Among the many interesting courses in universities, linguistic (and the likes) is perhaps the most interesting one to me. Basically, it is learning about the science behind languages and to some extent, everything that affects language.
Many have asked if they were to take up linguistics (or the likes) as their university course, which path would they be going to and what are the future prospects of it?
Rejoice o’ ye linguistically inclined! for we here at EJ have listed careers, either relevant or useful, related to linguistics. Here’s a list of what we think you can do with linguistics training!
Although these are common jobs related to anyone who are taking linguistics, they are still highly demanded. Prospect in education for a linguist is huge, way beyond the conventional education institution bound career.
Did you know?
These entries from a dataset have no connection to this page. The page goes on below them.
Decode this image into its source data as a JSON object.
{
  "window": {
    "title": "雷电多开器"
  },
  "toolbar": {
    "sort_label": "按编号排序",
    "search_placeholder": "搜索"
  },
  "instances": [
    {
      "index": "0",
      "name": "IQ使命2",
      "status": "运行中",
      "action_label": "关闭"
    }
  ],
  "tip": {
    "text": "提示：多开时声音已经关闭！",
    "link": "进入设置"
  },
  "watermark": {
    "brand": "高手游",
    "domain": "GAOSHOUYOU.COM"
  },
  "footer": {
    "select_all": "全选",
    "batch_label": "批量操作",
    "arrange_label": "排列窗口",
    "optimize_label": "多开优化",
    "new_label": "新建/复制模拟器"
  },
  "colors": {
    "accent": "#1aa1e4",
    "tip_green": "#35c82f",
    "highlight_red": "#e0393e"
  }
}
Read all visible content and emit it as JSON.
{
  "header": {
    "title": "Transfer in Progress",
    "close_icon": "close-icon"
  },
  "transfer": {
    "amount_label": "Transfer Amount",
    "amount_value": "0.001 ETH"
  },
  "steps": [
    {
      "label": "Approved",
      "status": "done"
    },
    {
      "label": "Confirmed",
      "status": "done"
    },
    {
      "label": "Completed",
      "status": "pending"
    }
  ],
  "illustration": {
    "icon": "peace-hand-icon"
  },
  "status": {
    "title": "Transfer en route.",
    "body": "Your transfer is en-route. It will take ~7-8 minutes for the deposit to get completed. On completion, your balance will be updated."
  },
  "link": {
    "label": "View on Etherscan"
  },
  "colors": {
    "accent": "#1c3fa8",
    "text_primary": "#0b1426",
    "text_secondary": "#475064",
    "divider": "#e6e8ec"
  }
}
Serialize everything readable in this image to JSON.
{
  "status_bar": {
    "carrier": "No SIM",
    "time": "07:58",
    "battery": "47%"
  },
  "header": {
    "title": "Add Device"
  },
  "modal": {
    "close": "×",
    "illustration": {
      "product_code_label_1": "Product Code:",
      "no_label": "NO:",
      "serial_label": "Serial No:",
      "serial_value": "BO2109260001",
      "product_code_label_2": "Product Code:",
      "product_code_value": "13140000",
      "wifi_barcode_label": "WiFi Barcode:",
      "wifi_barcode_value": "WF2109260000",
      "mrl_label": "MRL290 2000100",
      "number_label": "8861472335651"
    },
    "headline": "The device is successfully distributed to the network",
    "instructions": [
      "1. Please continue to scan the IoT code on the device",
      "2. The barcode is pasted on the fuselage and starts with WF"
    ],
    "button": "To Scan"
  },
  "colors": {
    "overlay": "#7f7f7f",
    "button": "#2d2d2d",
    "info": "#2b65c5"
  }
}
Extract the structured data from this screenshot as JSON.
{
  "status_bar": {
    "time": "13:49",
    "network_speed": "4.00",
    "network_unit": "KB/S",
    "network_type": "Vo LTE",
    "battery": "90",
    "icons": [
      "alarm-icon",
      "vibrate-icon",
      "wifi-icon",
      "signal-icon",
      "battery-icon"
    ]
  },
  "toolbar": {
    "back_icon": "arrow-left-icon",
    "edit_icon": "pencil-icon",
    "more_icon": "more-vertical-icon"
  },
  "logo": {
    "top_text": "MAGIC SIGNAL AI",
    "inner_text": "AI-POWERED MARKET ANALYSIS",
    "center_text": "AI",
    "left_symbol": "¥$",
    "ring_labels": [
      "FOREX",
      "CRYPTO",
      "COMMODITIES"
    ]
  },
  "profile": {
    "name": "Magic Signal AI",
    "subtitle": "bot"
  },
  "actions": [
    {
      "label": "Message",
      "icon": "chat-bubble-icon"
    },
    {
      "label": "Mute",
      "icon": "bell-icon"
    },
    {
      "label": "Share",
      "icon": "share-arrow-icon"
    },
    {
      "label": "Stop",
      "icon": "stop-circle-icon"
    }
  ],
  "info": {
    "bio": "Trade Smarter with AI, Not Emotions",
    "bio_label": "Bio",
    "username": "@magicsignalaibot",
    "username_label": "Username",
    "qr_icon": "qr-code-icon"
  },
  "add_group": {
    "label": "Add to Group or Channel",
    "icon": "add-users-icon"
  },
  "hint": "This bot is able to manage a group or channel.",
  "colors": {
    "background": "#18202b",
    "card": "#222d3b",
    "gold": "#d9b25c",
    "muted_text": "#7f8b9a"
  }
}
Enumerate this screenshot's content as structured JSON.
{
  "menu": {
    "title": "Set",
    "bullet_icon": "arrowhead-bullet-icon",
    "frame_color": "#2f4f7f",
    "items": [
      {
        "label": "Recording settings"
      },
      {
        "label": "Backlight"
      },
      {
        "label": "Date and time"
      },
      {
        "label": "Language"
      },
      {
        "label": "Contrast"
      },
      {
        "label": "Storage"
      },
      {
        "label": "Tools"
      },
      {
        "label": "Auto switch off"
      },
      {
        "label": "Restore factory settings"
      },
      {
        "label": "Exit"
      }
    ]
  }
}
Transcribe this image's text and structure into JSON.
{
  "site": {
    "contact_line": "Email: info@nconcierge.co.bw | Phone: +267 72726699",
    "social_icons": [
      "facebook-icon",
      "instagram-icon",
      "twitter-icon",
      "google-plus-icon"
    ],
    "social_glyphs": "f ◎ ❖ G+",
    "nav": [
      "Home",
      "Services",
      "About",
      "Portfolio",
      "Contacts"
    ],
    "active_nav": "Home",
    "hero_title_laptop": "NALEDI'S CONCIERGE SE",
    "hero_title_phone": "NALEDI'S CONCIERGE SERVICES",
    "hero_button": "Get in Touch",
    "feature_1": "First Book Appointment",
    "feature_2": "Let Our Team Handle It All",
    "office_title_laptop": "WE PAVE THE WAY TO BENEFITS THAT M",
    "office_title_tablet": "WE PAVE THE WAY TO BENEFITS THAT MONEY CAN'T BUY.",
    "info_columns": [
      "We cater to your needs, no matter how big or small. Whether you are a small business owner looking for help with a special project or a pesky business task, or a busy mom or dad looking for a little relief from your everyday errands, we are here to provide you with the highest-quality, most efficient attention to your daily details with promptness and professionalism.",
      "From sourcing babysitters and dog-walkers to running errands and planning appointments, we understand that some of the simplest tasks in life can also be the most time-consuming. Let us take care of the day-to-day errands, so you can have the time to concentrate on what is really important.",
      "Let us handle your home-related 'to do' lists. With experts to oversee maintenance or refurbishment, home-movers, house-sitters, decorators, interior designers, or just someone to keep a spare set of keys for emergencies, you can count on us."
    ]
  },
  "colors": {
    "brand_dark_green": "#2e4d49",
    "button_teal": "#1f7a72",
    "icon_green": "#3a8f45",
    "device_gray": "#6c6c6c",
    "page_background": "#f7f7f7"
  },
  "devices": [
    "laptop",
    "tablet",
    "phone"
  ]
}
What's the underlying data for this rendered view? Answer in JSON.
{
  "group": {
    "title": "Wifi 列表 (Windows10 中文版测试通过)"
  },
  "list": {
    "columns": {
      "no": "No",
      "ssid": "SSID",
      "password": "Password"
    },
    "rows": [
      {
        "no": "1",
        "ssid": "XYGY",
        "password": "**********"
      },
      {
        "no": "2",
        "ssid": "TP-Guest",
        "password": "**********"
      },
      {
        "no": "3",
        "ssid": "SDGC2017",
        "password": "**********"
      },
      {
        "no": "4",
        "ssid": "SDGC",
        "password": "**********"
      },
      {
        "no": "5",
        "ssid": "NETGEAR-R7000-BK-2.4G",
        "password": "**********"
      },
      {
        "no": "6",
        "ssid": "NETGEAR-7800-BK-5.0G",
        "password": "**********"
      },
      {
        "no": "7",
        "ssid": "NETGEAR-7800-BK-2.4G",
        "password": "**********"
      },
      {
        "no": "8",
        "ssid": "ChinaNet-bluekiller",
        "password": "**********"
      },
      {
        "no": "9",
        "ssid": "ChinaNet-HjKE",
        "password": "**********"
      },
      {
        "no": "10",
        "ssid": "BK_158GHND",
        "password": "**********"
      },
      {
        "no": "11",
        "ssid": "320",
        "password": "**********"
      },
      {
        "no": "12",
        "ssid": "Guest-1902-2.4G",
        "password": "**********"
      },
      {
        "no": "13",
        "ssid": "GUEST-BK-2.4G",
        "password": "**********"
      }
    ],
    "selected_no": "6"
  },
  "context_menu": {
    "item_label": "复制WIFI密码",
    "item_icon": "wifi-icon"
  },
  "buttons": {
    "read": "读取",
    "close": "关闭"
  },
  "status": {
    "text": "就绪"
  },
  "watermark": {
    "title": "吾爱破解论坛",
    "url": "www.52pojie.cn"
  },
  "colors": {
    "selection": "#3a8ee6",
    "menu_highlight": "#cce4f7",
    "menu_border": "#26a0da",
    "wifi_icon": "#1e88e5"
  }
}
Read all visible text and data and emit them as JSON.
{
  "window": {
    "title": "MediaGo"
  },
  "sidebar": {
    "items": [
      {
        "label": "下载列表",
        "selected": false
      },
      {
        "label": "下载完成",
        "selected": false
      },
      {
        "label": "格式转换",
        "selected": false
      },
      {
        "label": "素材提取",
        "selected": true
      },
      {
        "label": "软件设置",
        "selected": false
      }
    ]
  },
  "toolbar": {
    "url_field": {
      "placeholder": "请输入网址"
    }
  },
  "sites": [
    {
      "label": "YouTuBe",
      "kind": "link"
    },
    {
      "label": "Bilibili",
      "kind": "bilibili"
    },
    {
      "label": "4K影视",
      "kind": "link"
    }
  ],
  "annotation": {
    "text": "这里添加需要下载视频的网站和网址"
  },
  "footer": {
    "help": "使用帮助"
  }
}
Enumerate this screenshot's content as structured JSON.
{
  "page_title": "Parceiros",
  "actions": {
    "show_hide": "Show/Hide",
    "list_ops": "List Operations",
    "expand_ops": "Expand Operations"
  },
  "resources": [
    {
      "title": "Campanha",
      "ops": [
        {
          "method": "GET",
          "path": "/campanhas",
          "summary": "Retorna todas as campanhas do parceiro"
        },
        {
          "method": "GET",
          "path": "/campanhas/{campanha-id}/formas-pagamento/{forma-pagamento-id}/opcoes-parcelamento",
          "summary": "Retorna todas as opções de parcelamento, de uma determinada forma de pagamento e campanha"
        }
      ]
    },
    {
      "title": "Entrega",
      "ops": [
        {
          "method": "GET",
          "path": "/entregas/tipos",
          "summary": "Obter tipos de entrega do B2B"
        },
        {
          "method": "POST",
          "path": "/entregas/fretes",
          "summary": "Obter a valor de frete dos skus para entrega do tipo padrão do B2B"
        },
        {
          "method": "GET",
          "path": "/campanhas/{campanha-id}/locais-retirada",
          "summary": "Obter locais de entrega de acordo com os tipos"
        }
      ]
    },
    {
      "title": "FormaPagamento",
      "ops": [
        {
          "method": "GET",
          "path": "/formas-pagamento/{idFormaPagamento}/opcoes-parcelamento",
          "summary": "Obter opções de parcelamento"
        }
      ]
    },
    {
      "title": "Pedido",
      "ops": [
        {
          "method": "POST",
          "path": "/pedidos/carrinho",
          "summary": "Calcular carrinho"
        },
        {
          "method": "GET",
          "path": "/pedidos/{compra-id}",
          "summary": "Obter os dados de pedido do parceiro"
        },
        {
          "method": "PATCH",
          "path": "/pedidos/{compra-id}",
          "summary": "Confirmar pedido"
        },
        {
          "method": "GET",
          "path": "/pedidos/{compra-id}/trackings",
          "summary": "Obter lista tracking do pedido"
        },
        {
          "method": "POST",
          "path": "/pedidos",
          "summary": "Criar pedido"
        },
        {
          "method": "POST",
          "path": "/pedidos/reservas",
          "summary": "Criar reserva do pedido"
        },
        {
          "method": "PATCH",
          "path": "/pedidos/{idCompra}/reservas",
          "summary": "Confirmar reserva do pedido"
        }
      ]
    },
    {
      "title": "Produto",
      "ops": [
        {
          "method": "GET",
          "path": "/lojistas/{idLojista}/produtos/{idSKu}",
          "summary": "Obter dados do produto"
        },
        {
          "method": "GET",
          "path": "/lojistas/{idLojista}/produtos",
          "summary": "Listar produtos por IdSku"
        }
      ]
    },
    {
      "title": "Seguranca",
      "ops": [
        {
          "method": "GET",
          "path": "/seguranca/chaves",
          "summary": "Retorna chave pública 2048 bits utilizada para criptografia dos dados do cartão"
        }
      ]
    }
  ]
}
A study by the University of Oxford projects that there’s only 0.4% probability of elementary school teachers being replaced by robots in the US.
6) Sign linguist & Simultaneous linguist
Both of these jobs are highly required in the government sector. Sign linguist is for mute audiences to be well informed. RTM uses this service, a lot.
Simultaneous linguist in the other hand directly translate speeches while they are being broadcast and translate text as they are being read in ceremonies and meetings. How cool and challenging is that?!
Click here for an heartwarming article about sign language.
5) Local officer for foreign embassies
If you’re passionate about public service and want to represent Malaysia around the world, this is for you. The opportunity to work and experience cultures, customs and people of different nations is truly a career unlike any other.
The work you’ll do will have an impact on the world. You will be asked to serve at one of any of the more than hundreds of embassies, consulates and other diplomatic missions all over the world and it’s good to have good language as your main tool of the trade!
Remember: the pen is mightier than the sword!
Subtitling is a type of audiovisual translation, this means providing text to dialog in songs, movies, TV programmes and even video games! This is to help viewers who are not able to hear or those who does not understand the spoken language.
3) Translators and interpreters
Interpreters and translators basically change one language into another language. While interpreters work in spoken or sign language, translators work in written language.
According to this article, the hearing-aid community in Malaysia is in dire need for sign language interpreters. You can also apply for a diploma in sign-language interpretation from RC Deaf Mission Malaysia.
2) Proofreaders and Editors
There. Their. They’re. Know the difference? If you’re a spelling wizard or a grammar Nazi, you might be ready for a career as a proofreader.
Proofreaders read copy and transcripts and check to make sure there are no spelling, grammatical or typographical errors. Proofreaders work for publishers, newspapers and other places that rely heavily on perfect grammar in printing.
1) Language Planners
Language planners tries to influence the function of languages and its varieties within a community. More often than not, it is associated with government planning, but is also used by a variety of NGOs. Here in Malaysia, the main body for language planning is Dewan Bahasa & Pustaka.
P/s: they are also called language engineers!
Well that’s the list we managed to round up for you! Of course, the possibilities are endless when it comes to language. The important thing is that we use our knowledge to the best of our training and ability for the betterment of the world.
Do let us know if you have other career suggestions!